I thank my Executive Team. We faced many challenges together and have grown as a team. Each member was a piece of a whole, each of them brought their needed skills sets and ideas to the table so that we were balanced in making decisions not only for today, but also for our future generations.
Once again, I thank each of you for the work that you do every day. You are the ones who are making sure our Tribal members’ needs are met, while still planning for future generations.
As I mentioned at the outset, it is with mixed feelings that I leave. I will miss working with each of you every day. At the same time, I am very excited to be able to utilize all the knowledge I have gained to make our youth’s education a priority. I know that each of you will continue to keep up the great work!
This is not good-bye; I will still be seeing you in the community and may be working with some of you in my new position.
I will be seeing you!
Thursday, June 10, 2010
Attached is the Tulalip Board of Directors response to Michael Kunde's email that was racist and discriminatory. If you have any questions please do not hesitate to contact your Board of Directors Marlin Fryberg, Jr, Chuck James, Marie Zackuse, Glen Gobin, Don Hatch, Jr., Mark Hatch, and myself.
The Tulalip Tribes Board of Directors
Tuesday, May 11, 2010
Tribal member Kaiser Jones, Komplex Kai, will be performing at the Canoes Cabaret Monday, May 17th at the Tulalip Resort Casino. Kaiser, performing his original music, is opening for Outtasite, a hip hop hybrid featuring Sir-Mix-A-Lot. Check out more info on the resort’s website, http://www.tulalipcasino.com/events.aspx.
Shelly L. Lacy
Friday, April 23, 2010

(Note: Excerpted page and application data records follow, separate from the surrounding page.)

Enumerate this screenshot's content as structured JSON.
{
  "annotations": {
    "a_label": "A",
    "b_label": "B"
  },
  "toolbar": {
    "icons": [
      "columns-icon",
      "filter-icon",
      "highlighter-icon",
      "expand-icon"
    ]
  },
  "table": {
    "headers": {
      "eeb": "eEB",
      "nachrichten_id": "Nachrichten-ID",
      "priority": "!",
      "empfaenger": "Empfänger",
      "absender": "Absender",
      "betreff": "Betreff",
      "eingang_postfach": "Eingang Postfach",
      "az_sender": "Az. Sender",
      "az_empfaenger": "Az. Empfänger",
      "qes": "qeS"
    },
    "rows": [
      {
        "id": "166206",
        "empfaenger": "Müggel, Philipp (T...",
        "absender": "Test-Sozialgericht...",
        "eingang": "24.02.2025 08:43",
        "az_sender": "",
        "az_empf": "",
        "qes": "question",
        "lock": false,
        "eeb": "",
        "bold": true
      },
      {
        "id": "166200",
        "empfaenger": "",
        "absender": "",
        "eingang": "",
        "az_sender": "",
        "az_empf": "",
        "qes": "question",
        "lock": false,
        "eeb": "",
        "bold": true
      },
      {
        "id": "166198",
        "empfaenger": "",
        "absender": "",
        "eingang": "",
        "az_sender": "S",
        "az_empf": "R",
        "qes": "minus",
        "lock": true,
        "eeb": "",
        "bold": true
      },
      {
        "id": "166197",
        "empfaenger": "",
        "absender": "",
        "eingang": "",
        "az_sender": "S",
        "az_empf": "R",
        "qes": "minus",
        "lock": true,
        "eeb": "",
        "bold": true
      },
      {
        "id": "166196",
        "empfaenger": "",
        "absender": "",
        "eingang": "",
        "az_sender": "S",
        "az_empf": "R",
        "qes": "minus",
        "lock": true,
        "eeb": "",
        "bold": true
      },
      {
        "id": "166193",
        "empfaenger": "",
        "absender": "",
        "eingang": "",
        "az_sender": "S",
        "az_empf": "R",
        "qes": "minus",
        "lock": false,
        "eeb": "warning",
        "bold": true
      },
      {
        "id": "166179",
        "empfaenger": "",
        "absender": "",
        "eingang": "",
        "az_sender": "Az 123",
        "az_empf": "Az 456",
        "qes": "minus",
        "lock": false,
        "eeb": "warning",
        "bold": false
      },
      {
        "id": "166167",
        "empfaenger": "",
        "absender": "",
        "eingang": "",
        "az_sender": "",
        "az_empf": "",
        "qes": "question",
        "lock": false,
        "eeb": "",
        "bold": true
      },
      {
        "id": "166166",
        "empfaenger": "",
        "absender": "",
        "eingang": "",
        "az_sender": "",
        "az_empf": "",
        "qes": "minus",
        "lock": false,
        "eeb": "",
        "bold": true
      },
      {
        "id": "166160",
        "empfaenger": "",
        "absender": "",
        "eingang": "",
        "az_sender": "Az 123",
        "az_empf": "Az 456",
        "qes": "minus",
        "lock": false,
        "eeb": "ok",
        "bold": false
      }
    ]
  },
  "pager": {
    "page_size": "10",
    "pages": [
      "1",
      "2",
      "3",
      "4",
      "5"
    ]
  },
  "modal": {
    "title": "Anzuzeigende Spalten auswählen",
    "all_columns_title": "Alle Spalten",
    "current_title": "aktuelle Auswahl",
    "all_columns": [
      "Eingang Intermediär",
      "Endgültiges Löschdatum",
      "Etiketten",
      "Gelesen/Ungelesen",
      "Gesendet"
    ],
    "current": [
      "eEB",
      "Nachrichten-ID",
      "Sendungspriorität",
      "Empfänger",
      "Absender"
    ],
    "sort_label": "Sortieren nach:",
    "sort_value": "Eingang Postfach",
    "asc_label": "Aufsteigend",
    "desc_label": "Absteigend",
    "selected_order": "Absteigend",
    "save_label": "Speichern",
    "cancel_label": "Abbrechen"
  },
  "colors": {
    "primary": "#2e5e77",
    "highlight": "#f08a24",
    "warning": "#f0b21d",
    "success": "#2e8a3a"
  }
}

One thing is very clear, beda?chelh staff members don’t just take children. When a referral is done, there is a preliminary investigation about the call, then that information goes to tribal court. It’s actually the judge that decides whether there is enough risk to do an emergency pick-up. The court makes the final decision, not beda?chelh staff. Dan also cleared up several myths about beda?chelh. One of the myths is that case managers receive a bonus for every child they pick up. This absolutely not true. Another myth is that all beda?chelh case managers are non-native and that case managers don’t care about kids. That is not true either. Of the eight case managers, five are native and they all care about kids.
After the presentation we had some great participation in the discussion groups. Some of the feedback we got was that families need more support and prevention before there is a CPS (Child Protective Services) referral. That our community wants to address problems before they get serious. Other members said we need to have better education and wrap-around services when something does happen. We also had a request for more parent support and outreach to connect parents to resources. And some members asked for a revision of the youth code so that it reflects our community and values instead of mirroring the State’s code.
Community members also asked for information in more places, not just the See-Yaht-Sub or KANU TV, but also in community gathering places, at community events and on-line and take home materials. Please tell me what you think. What information would you like to see about beda?chelh? Is there something you’ve seen in another community that worked better than what we’re doing here? How do you want the information? Would you sign up if the tribe had a Facebook, MySpace or Twitter account, do you want material you can take home or is the See-Yaht-Sub and KANU TV working for you? Feel free to leave comments here on my blog or on our concern line, 360-716-4006.
At our next Community Meeting, on May 27th, we’ll learn about the Maplewood Development. I hope to see you there!
Shelly L. Lacy
Wednesday, April 7, 2010
Shelly L. Lacy